French became so bothered by the growing myths that in the 1940s he wrote a letter to the National Park Service explaining his specific design features of the statue. Collectively, he merely wanted Lincoln to show his strength, resolve, and confidence in seeing the Nation through the Civil War.
Two of Lincoln’s important speeches are engraved onto the walls of the chamber; on the south wall is the Gettysburg Address, and on the north wall is his Second Inaugural Address. Quite often people ask about the misspelled word in the Second Inaugural Address, but there is none. The carver inadvertently carved a letter “E” where he meant to carve an “F”. Almost immediately, this error was corrected by filling in a portion of the carving yielding an “F”, forever removing any misspelled word.
What is the building to the left of Washington Monument?
I agree that the building in the background is probably the Old Post Office. Chapel Hall at Gallaudet University would probably be eclipsed by the Post Office if it could be seen at all in the distance. Besides, it looks a lot like the Old Post Office. - Q. Gen.
1885), a lawyer, judge, Assistant US Treasury Secretary and author of a book that described the French drain, and his wife Anne Richardson. In 1867, French moved with his family to Concord, Massachusetts, where he was a neighbor and friend of Ralph Waldo Emerson, and the Alcott family. His decision to pursue sculpting was influenced by Louisa May Alcott's sister May Alcott.
Census shows that he had just one daughter, Margaret born in [about 1890]. No mention on findagrave.com of her being deaf.
Marian Anderson (February 27, 1897 – April 8, 1993) was an African-American contralto and one of the most celebrated singers of the twentieth century.
Anderson became an important figure in the struggle for black artists to overcome racial prejudice in the United States during the mid- twentieth century. In 1939, the Daughters of the American Revolution (DAR) refused permission for Anderson to sing to an integrated audience in Constitution Hall. The incident placed Anderson into the spotlight of the international community on a level unusual for a classical musician. With the aid of First Lady Eleanor Roosevelt and her husband
Franklin D. Roosevelt, Anderson performed a critically acclaimed open-air concert on Easter Sunday, April 9, 1939, on the steps of the Lincoln Memorial in Washington, D.C. She sang before a crowd of more than 75,000 people and a radio audience in the millions. Anderson continued to break barriers for black artists in the United States, becoming the first black person, American or otherwise, to perform at the Metropolitan Opera in New York City on January 7, 1955. Her performance as Ulrica in Giuseppe Verdi's Un ballo in maschera at the Met was the only time she sang an opera role on stage.

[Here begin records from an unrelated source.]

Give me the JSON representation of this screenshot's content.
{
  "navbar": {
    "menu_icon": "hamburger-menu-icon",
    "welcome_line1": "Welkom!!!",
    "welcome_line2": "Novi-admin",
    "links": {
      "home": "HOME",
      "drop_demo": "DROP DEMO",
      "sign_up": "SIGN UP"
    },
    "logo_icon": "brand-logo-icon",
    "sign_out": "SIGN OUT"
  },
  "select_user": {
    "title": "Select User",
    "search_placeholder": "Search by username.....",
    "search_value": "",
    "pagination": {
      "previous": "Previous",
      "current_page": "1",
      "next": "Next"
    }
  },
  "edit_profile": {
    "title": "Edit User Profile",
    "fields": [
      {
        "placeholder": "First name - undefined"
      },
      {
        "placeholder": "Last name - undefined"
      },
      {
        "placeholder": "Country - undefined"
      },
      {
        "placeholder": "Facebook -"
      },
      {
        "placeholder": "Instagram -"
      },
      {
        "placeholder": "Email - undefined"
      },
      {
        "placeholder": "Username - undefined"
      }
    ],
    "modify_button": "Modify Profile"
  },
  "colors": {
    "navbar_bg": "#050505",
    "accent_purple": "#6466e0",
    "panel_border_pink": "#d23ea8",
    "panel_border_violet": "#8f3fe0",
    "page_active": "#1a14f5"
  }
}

Anderson worked for several years as a delegate to the United Nations Human Rights Committee and as a "goodwill ambassadress" for the United States Department of State, giving concerts all over the world. She participated in the civil rights movement in the 1960s, singing at the March on Washington for Jobs and Freedom in 1963. The recipient of numerous awards and honors, Anderson was awarded the Presidential Medal of Freedom in 1963, the Kennedy Center Honors in 1978, the National Medal of Arts in 1986, and a Grammy Lifetime Achievement Award in 1991.